A century ago, Charleston was treated to a pageant of homes over land and water.

This story was originally published in the August 2023 issue of Wonderful West Virginia. To subscribe, visit wonderfulwv.com.

Written by Pam Kasey

Photography Courtesy of John Eichleay Collection, West Virginia State Archives

If you’re from the Charleston area, maybe you’ve heard the story of how dozens of homes were scattered in all directions so our gleaming-domed state capitol building could sit where it does—some of them even across the Kanawha River. 

While Eichleay crews fetched steel barges from Pittsburgh for the 1923 project and assembled departure and landing trusses for the houses on either side of the river, a team in Charleston lifted the houses to be moved and lined them up along Oney Street, which used to bisect what is now the Capitol grounds. Remember these two beauties—we’ll see them again.

It was a hundred years ago this year. The old 1885 statehouse had burned spectacularly to the ground in 1921. After considering several sites, the government decided to build its new capitol complex a mile and a half east of the old one, at the place along Kanawha Boulevard, then known as Kanawha Street, that we’re familiar with today. The site’s wide river frontage made it a choice location—as the owners of the 50 fine new homes there could no doubt testify.

Two houses are loaded onto the barge structure, ready to leave the north side of the river at the foot of Oney Street. The entire scaffolding under the houses sits across the centers of two long, parallel barges and connects by rails to same-height platforms at the departure and landing sites. The scaffolding will travel back and forth with the houses. We’ll see these two houses again, too.

The solution: move the houses. You won’t be surprised that John Eichleay Jr. Co. of Pittsburgh became involved when you learn that the four Eichleay brothers’ feats of engineering included moving an eight-story Pittsburgh building—while business went on as usual inside. 

This is the same pair of handsome houses we saw at the beginning, oriented just as they were when they waited their turn in line, now heading downriver to the right.
Other house moving projects couldn’t be built as high as Eichleay’s because they had to pass under bridges. The sign on the side of this house reads “ACE House Movers,” the name of a company that operated in Charleston in the latter 1950s. A house afloat is always a marvel—curious onlookers have gathered on the bridge to watch. 

Vacant lots were found nearby for nearly all of the homes, and the moving of those structures one by one must have made 1923 one of the most memorable years Charleston had ever seen. But it would get better still. For the last 12 homes, real estate developers Noyes & Young created a new neighborhood, Beachview, on the south side of the Kanawha River. Eichleay Co. ferried those dozen houses one-third of a mile downriver to Beachview, two at a time, furnishings and all. The entire river operation took no more than three weeks and never cracked a single pane of glass.

A beautiful day for moving house.

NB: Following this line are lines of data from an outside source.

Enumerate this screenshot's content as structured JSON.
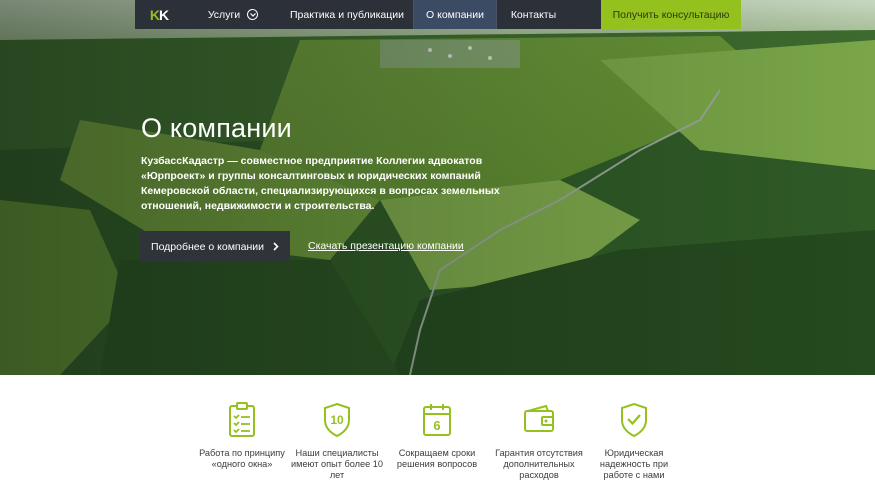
{
  "nav": {
    "logo_letter_1": "K",
    "logo_letter_2": "K",
    "items": [
      {
        "label": "Услуги"
      },
      {
        "label": "Практика и публикации"
      },
      {
        "label": "О компании"
      },
      {
        "label": "Контакты"
      }
    ],
    "active_item": "О компании",
    "cta_label": "Получить консультацию"
  },
  "hero": {
    "title": "О компании",
    "description": "КузбассКадастр — совместное предприятие Коллегии адвокатов «Юрпроект» и группы консалтинговых и юридических компаний Кемеровской области, специализирующихся в вопросах земельных отношений, недвижимости и строительства.",
    "primary_button_label": "Подробнее о компании",
    "link_label": "Скачать презентацию компании",
    "background": "aerial-forest-photo"
  },
  "features": [
    {
      "icon": "checklist-clipboard-icon",
      "label": "Работа по принципу «одного окна»"
    },
    {
      "icon": "shield-10-icon",
      "icon_text": "10",
      "label": "Наши специалисты имеют опыт более 10 лет"
    },
    {
      "icon": "calendar-6-icon",
      "icon_text": "6",
      "label": "Сокращаем сроки решения вопросов"
    },
    {
      "icon": "wallet-icon",
      "label": "Гарантия отсутствия дополнительных расходов"
    },
    {
      "icon": "shield-check-icon",
      "label": "Юридическая надежность при работе с нами"
    }
  ],
  "colors": {
    "accent_green": "#95c11f",
    "nav_dark": "#2c3038",
    "nav_active": "#3b4b63",
    "button_dark": "#2f343b",
    "text_dark": "#3d3d3d"
  }
}
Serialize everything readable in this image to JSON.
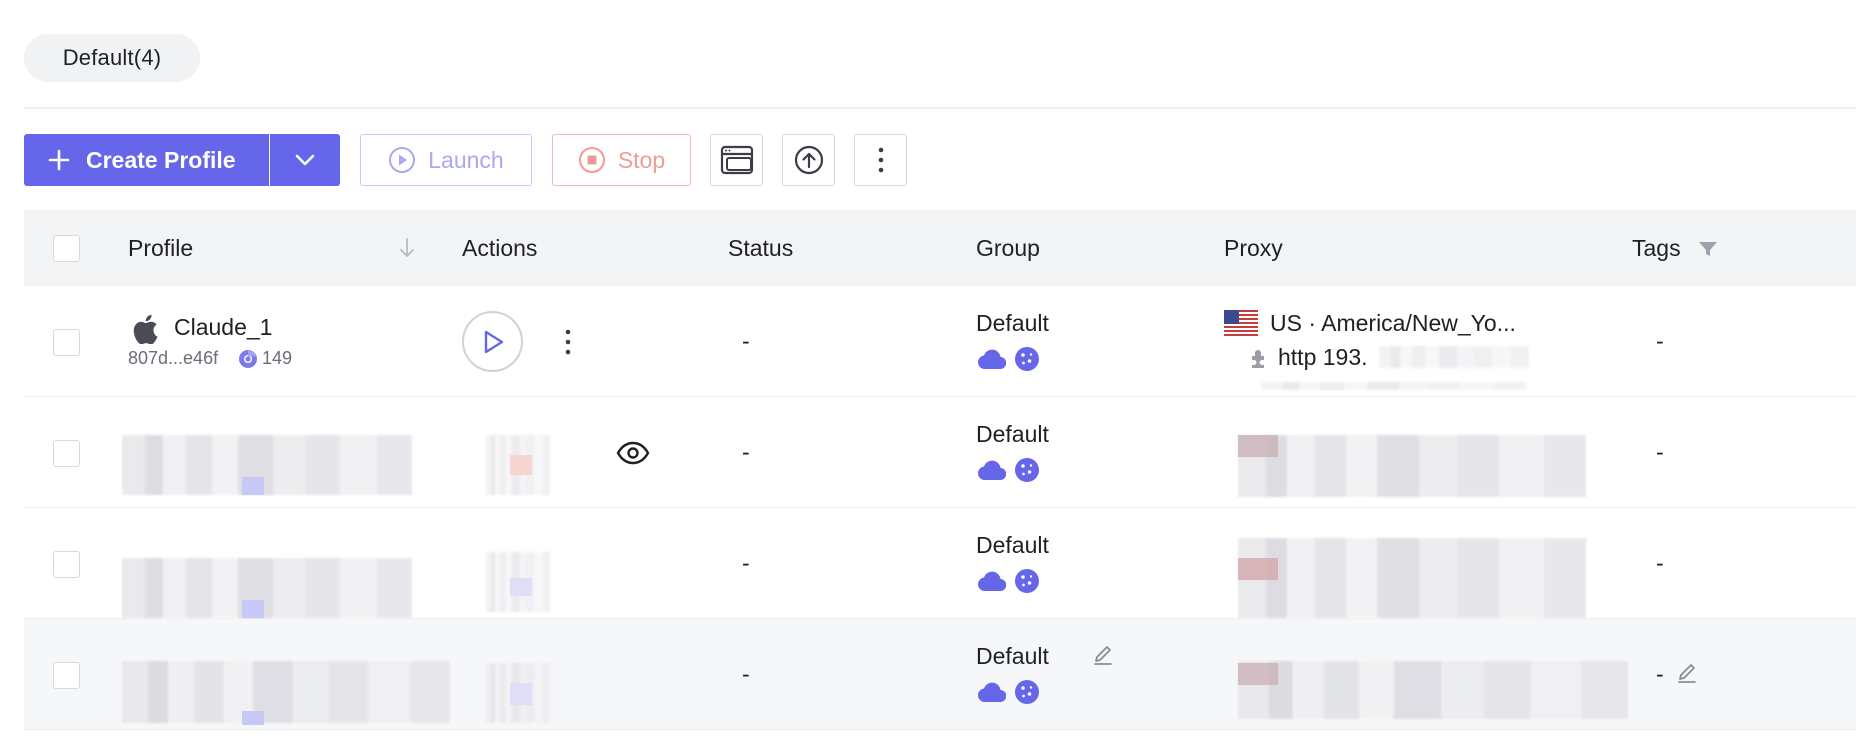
{
  "groups": {
    "active_tab": "Default(4)"
  },
  "toolbar": {
    "create_label": "Create Profile",
    "launch_label": "Launch",
    "stop_label": "Stop"
  },
  "table": {
    "columns": [
      "Profile",
      "Actions",
      "Status",
      "Group",
      "Proxy",
      "Tags"
    ],
    "rows": [
      {
        "profile_name": "Claude_1",
        "profile_id": "807d...e46f",
        "browser_version": "149",
        "status": "-",
        "group": "Default",
        "proxy_location": "US · America/New_Yo...",
        "proxy_address": "http 193.",
        "tags": "-"
      },
      {
        "status": "-",
        "group": "Default",
        "tags": "-"
      },
      {
        "status": "-",
        "group": "Default",
        "tags": "-"
      },
      {
        "status": "-",
        "group": "Default",
        "tags": "-"
      }
    ]
  },
  "colors": {
    "primary": "#6566e9",
    "launch_disabled": "#a9a9ec",
    "stop_disabled": "#ee9d95",
    "header_bg": "#f3f4f6"
  },
  "icons": {
    "os": "apple-icon",
    "browser": "chromium-icon",
    "flag": "us-flag-icon",
    "proxy": "plugin-icon",
    "sync": "cloud-icon",
    "cookies": "cookie-icon"
  }
}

This shot was taken from the south bank of the river—the 1915 Kanawha City Bridge, upriver, can be seen faintly in the background. Look at all the canoes!

The trick to an incident-free move, Eichleay explained in a 1925 interview with American magazine, was to manage the structure in such a way that the floor is always parallel to the ground and the walls are always perpendicular. The company’s many complex yet successful moves seem to bear him out. 

This wasn’t the only time houses were moved on the Kanawha River—city growth prompted other moves, some by other companies. But it certainly left us with some memorable photographs.